Research output: Chapter in Book/Report/Conference proceedingChapter

Fowers, B & Lang, S 2015, Positive Illusions. in Encyclopedia of Mental Health: Second Edition. Elsevier Inc., pp. 284-289. https://doi.org/10.1016/B978-0-12-397045-9.00048-3
Fowers B, Lang S. Positive Illusions. In Encyclopedia of Mental Health: Second Edition. Elsevier Inc. 2015. p. 284-289 https://doi.org/10.1016/B978-0-12-397045-9.00048-3
Fowers, Blaine ; Lang, S. / Positive Illusions. Encyclopedia of Mental Health: Second Edition. Elsevier Inc., 2015. pp. 284-289
@inbook{e2e9ee5c93c04d868b6ce371401c9332,
title = "Positive Illusions",
abstract = "Although many theoretical views of mental health hold that accurate perceptions of oneself and one's prospects are essential, recent theory and research indicated that mild positive illusions are normative and related to many indicators of well-being. Individual positive illusions have been documented for overly positive self-perceptions, an exaggerated sense of personal control, and unrealistic optimism. In close relationships, individuals see their spouses and children in an unrealistically positive light as well. Critics have raised many questions about the concept of positive illusions, but the preponderance of evidence seems to support the idea that positive illusions are common and beneficial.",
keywords = "Control, Cultural construction, Depressive realism, Happiness, Marriage, Optimism, Parenting, Physical health, Positive illusions, Self-perception, Well-being",
author = "Blaine Fowers and S. Lang",
year = "2015",
month = "1",
day = "1",
doi = "10.1016/B978-0-12-397045-9.00048-3",
language = "English (US)",
isbn = "9780123977533",
pages = "284--289",
booktitle = "Encyclopedia of Mental Health",
publisher = "Elsevier Inc.",

}

TY - CHAP

T1 - Positive Illusions

AU - Fowers, Blaine

AU - Lang, S.

PY - 2015/1/1

Y1 - 2015/1/1
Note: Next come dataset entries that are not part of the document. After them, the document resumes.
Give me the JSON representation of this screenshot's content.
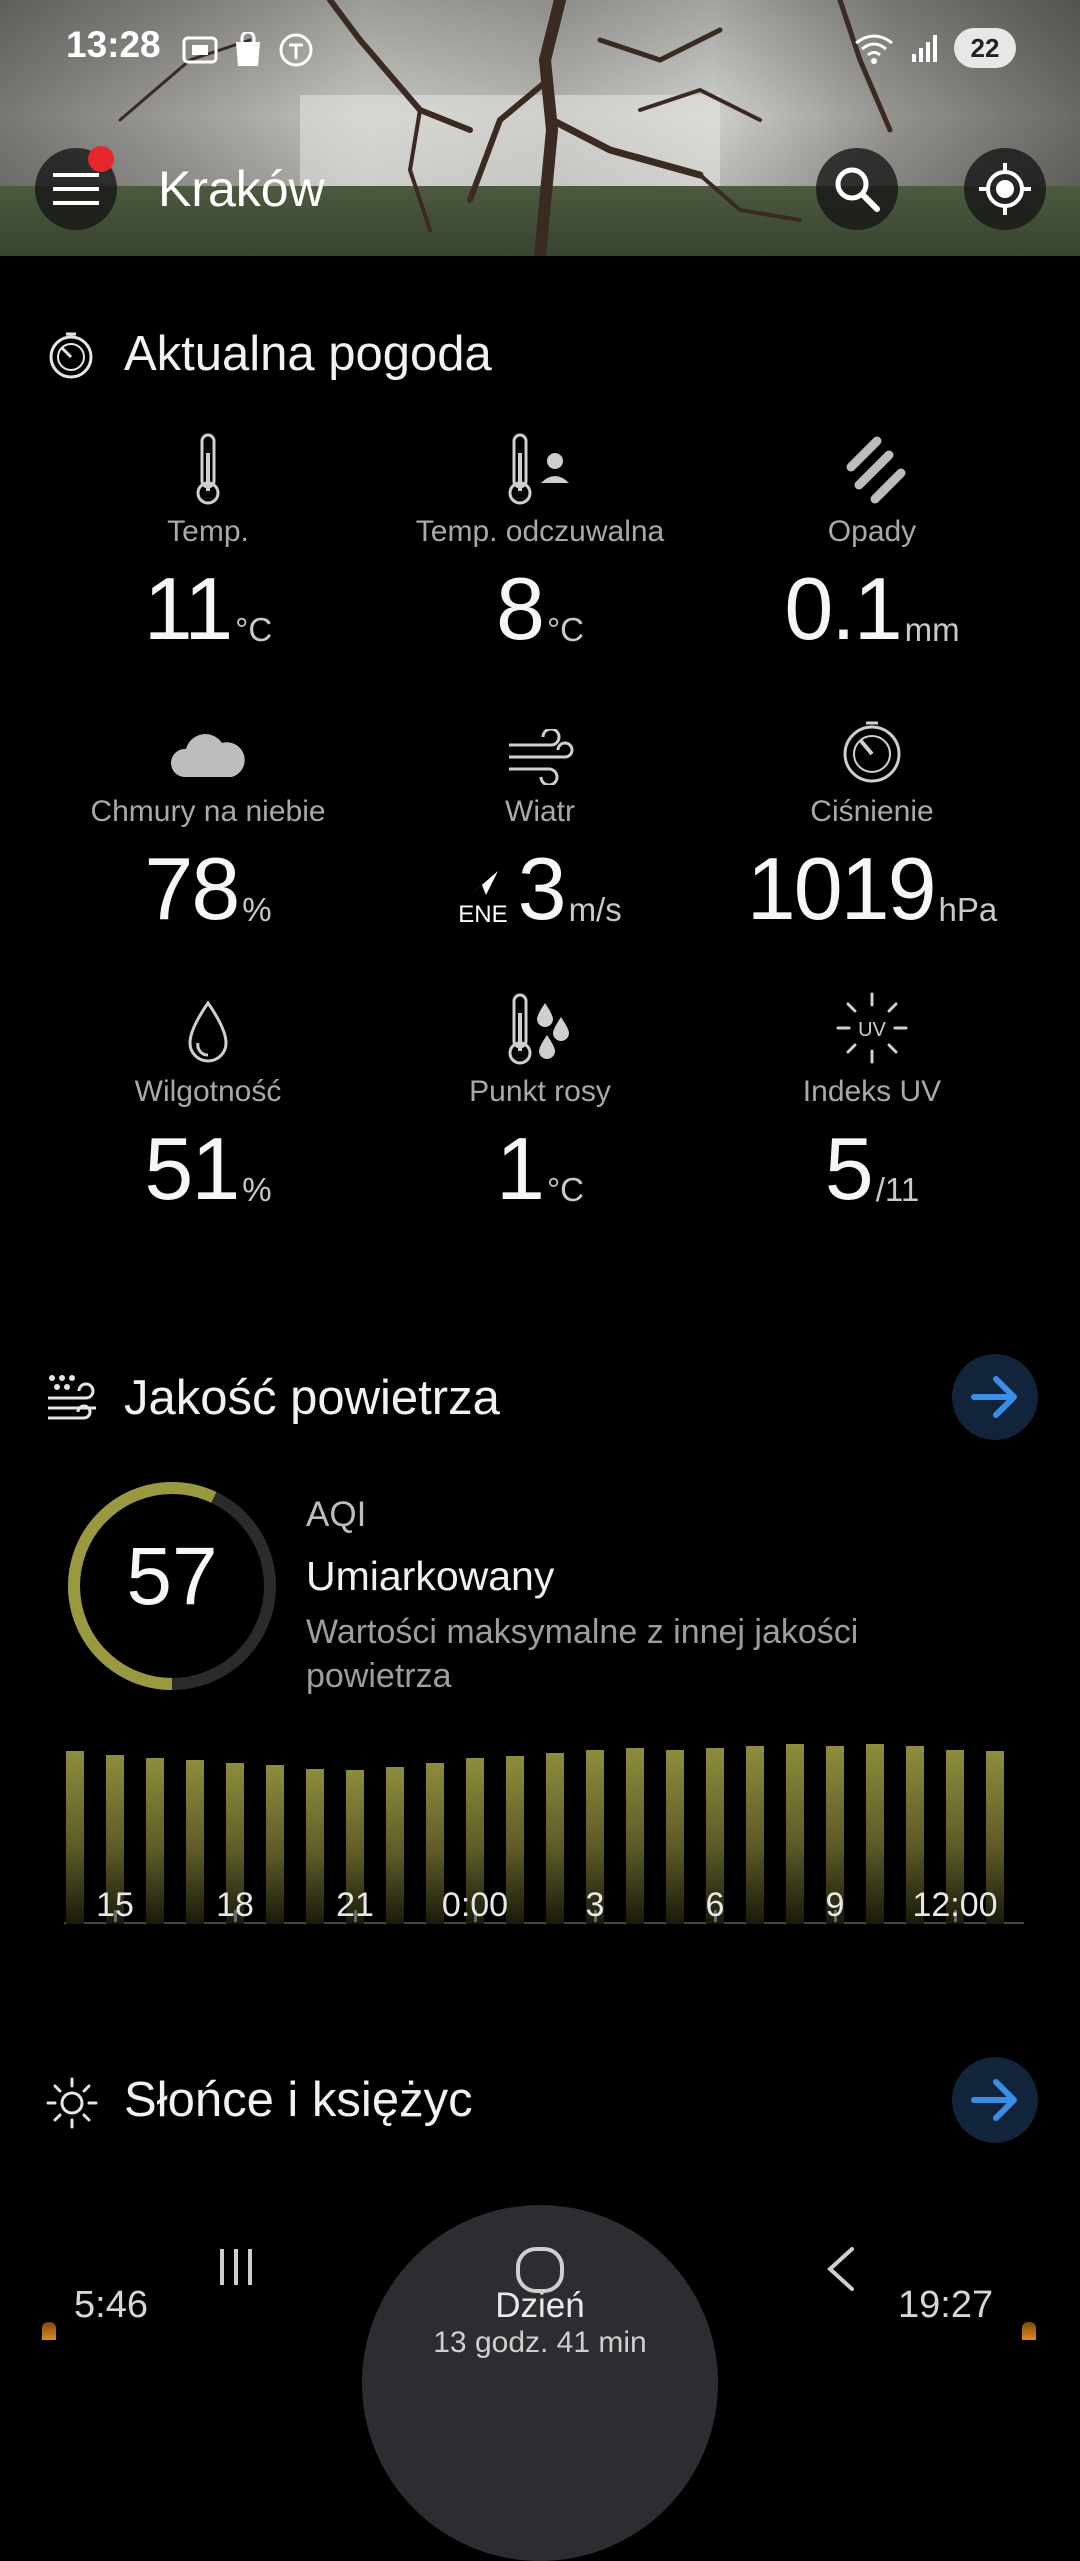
{
  "status_bar": {
    "time": "13:28",
    "battery": "22"
  },
  "header": {
    "city": "Kraków"
  },
  "current": {
    "title": "Aktualna pogoda",
    "items": [
      {
        "label": "Temp.",
        "value": "11",
        "unit": "°C",
        "icon": "thermometer-icon"
      },
      {
        "label": "Temp. odczuwalna",
        "value": "8",
        "unit": "°C",
        "icon": "feels-like-icon"
      },
      {
        "label": "Opady",
        "value": "0.1",
        "unit": "mm",
        "icon": "rain-icon"
      },
      {
        "label": "Chmury na niebie",
        "value": "78",
        "unit": "%",
        "icon": "cloud-icon"
      },
      {
        "label": "Wiatr",
        "value": "3",
        "unit": "m/s",
        "direction": "ENE",
        "icon": "wind-icon"
      },
      {
        "label": "Ciśnienie",
        "value": "1019",
        "unit": "hPa",
        "icon": "pressure-icon"
      },
      {
        "label": "Wilgotność",
        "value": "51",
        "unit": "%",
        "icon": "humidity-icon"
      },
      {
        "label": "Punkt rosy",
        "value": "1",
        "unit": "°C",
        "icon": "dew-point-icon"
      },
      {
        "label": "Indeks UV",
        "value": "5",
        "unit": "/11",
        "icon": "uv-icon"
      }
    ]
  },
  "air_quality": {
    "title": "Jakość powietrza",
    "aqi_label": "AQI",
    "aqi_value": "57",
    "aqi_max": 100,
    "level": "Umiarkowany",
    "description": "Wartości maksymalne z innej jakości powietrza",
    "colors": {
      "ring": "#9a9942",
      "bar": "#8e8d3c",
      "arrow_bg": "#12243c",
      "arrow": "#3b8ee8"
    }
  },
  "chart_data": {
    "type": "bar",
    "tick_labels": [
      "15",
      "18",
      "21",
      "0:00",
      "3",
      "6",
      "9",
      "12:00"
    ],
    "values": [
      100,
      98,
      96,
      95,
      93,
      92,
      90,
      89,
      91,
      93,
      96,
      97,
      99,
      101,
      102,
      101,
      102,
      103,
      104,
      103,
      104,
      103,
      101,
      100
    ]
  },
  "sun_moon": {
    "title": "Słońce i księżyc",
    "sunrise": "5:46",
    "sunset": "19:27",
    "day_label": "Dzień",
    "day_length": "13 godz. 41 min"
  }
}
N2 - Although many theoretical views of mental health hold that accurate perceptions of oneself and one's prospects are essential, recent theory and research indicated that mild positive illusions are normative and related to many indicators of well-being. Individual positive illusions have been documented for overly positive self-perceptions, an exaggerated sense of personal control, and unrealistic optimism. In close relationships, individuals see their spouses and children in an unrealistically positive light as well. Critics have raised many questions about the concept of positive illusions, but the preponderance of evidence seems to support the idea that positive illusions are common and beneficial.

AB - Although many theoretical views of mental health hold that accurate perceptions of oneself and one's prospects are essential, recent theory and research indicated that mild positive illusions are normative and related to many indicators of well-being. Individual positive illusions have been documented for overly positive self-perceptions, an exaggerated sense of personal control, and unrealistic optimism. In close relationships, individuals see their spouses and children in an unrealistically positive light as well. Critics have raised many questions about the concept of positive illusions, but the preponderance of evidence seems to support the idea that positive illusions are common and beneficial.

KW - Control

KW - Cultural construction

KW - Depressive realism

KW - Happiness

KW - Marriage

KW - Optimism

KW - Parenting

KW - Physical health

KW - Positive illusions

KW - Self-perception

KW - Well-being

UR - http://www.scopus.com/inward/record.url?scp=85043298674&partnerID=8YFLogxK

UR - http://www.scopus.com/inward/citedby.url?scp=85043298674&partnerID=8YFLogxK

U2 - 10.1016/B978-0-12-397045-9.00048-3

DO - 10.1016/B978-0-12-397045-9.00048-3

M3 - Chapter

AN - SCOPUS:85043298674

SN - 9780123977533

SP - 284

EP - 289

BT - Encyclopedia of Mental Health

PB - Elsevier Inc.

ER -